Start of Input

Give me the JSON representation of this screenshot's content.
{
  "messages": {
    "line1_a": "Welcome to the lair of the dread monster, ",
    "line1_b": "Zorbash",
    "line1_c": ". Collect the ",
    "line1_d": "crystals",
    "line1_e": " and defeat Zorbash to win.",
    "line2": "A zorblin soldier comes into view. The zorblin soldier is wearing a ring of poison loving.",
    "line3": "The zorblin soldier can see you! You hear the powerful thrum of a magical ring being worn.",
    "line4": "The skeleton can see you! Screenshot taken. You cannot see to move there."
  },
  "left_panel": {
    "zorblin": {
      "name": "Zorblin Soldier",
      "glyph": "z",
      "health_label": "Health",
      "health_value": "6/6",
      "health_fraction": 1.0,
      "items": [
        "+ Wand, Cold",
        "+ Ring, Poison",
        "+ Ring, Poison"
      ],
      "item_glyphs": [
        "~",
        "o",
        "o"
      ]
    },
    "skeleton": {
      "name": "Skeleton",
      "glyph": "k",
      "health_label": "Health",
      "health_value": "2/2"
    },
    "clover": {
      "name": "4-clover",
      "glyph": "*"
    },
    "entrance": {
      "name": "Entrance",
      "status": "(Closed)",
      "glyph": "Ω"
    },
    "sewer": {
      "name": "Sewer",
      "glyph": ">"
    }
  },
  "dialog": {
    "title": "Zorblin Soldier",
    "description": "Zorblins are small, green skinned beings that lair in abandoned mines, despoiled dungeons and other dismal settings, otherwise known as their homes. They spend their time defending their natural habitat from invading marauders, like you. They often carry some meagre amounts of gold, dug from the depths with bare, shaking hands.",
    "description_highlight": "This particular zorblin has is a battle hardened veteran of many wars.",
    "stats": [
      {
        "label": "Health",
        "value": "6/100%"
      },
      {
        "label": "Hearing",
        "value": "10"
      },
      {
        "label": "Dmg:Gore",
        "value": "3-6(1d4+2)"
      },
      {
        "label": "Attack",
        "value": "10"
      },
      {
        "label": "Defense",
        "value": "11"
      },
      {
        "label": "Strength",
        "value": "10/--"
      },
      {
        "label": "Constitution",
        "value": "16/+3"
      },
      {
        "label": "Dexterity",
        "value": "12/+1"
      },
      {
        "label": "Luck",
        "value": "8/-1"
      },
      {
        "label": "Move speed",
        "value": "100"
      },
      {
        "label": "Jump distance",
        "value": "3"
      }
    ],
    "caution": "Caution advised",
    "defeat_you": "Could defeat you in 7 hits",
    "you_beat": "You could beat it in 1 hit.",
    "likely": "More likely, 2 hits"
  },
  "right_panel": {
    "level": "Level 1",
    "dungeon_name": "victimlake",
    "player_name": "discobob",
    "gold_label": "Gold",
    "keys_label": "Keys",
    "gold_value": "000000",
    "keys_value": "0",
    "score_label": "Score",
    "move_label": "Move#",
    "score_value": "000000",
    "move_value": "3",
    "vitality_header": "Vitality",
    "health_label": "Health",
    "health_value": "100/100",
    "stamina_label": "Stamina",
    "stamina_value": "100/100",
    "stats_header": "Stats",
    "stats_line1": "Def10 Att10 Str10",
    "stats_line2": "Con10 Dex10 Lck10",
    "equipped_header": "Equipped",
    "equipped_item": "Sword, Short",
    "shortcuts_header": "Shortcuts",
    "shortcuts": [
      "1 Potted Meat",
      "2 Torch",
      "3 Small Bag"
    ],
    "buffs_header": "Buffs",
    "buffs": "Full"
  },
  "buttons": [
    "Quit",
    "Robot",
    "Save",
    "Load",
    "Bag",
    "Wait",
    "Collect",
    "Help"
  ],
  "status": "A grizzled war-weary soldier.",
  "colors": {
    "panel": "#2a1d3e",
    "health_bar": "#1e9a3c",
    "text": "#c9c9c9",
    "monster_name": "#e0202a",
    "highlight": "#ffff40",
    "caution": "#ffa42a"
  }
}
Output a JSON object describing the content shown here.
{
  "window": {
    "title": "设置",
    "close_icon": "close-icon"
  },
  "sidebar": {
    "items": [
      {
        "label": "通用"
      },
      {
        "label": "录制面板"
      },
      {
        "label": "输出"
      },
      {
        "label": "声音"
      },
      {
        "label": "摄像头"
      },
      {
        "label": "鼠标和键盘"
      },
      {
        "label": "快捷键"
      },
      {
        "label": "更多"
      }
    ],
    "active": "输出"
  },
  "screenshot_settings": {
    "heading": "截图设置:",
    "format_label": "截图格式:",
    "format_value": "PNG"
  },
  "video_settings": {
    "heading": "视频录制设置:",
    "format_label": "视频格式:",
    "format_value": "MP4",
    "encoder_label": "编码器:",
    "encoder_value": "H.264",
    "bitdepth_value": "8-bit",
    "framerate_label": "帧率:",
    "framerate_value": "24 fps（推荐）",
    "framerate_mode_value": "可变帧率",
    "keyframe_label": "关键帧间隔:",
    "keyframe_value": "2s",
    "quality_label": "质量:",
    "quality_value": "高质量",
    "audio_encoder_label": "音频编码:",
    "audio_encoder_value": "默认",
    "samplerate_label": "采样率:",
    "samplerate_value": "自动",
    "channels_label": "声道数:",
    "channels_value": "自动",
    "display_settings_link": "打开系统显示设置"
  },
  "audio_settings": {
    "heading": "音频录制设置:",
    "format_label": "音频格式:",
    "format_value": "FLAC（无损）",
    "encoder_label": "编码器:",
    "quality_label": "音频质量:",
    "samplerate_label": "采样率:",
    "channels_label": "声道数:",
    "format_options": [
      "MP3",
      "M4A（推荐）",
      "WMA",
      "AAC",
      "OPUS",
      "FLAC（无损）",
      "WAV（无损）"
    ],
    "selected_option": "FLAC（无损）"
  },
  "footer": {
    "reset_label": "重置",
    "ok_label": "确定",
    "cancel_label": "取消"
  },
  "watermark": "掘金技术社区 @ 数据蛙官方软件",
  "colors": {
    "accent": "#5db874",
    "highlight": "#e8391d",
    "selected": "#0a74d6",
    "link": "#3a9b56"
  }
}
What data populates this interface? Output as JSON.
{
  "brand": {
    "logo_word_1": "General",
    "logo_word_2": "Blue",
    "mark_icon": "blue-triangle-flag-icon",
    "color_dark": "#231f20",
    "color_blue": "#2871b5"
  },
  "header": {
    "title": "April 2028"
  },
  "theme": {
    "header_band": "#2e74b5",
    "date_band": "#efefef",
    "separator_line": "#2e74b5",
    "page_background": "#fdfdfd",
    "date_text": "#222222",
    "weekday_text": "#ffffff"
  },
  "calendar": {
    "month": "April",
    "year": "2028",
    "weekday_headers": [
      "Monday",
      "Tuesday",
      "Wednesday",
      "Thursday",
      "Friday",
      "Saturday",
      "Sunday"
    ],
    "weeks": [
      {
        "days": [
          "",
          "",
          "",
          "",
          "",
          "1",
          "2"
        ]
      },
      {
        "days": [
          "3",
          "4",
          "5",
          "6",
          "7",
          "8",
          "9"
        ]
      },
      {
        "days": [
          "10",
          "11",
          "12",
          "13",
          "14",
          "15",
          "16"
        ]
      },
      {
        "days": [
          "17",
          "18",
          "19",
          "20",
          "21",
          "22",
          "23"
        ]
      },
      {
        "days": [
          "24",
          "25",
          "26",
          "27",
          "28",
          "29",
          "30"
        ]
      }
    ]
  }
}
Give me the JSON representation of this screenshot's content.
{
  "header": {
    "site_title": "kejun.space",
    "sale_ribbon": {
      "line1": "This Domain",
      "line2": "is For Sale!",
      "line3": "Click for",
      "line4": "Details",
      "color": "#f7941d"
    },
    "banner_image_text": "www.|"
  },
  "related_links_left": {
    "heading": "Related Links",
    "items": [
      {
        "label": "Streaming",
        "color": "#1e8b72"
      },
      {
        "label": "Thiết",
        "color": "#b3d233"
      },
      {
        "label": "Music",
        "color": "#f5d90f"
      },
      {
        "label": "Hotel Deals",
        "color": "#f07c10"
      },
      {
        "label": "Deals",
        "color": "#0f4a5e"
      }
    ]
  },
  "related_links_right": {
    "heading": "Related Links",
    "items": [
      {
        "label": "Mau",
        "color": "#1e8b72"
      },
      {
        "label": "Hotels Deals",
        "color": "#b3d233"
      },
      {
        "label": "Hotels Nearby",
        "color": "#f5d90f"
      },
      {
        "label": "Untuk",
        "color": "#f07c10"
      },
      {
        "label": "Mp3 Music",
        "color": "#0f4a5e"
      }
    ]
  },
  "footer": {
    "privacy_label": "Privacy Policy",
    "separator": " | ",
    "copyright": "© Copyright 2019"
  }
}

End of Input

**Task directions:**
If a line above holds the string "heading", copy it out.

**Response area:**
    "heading": "截图设置:",
    "heading": "视频录制设置:",
    "heading": "音频录制设置:",
    "heading": "Related Links",
    "heading": "Related Links",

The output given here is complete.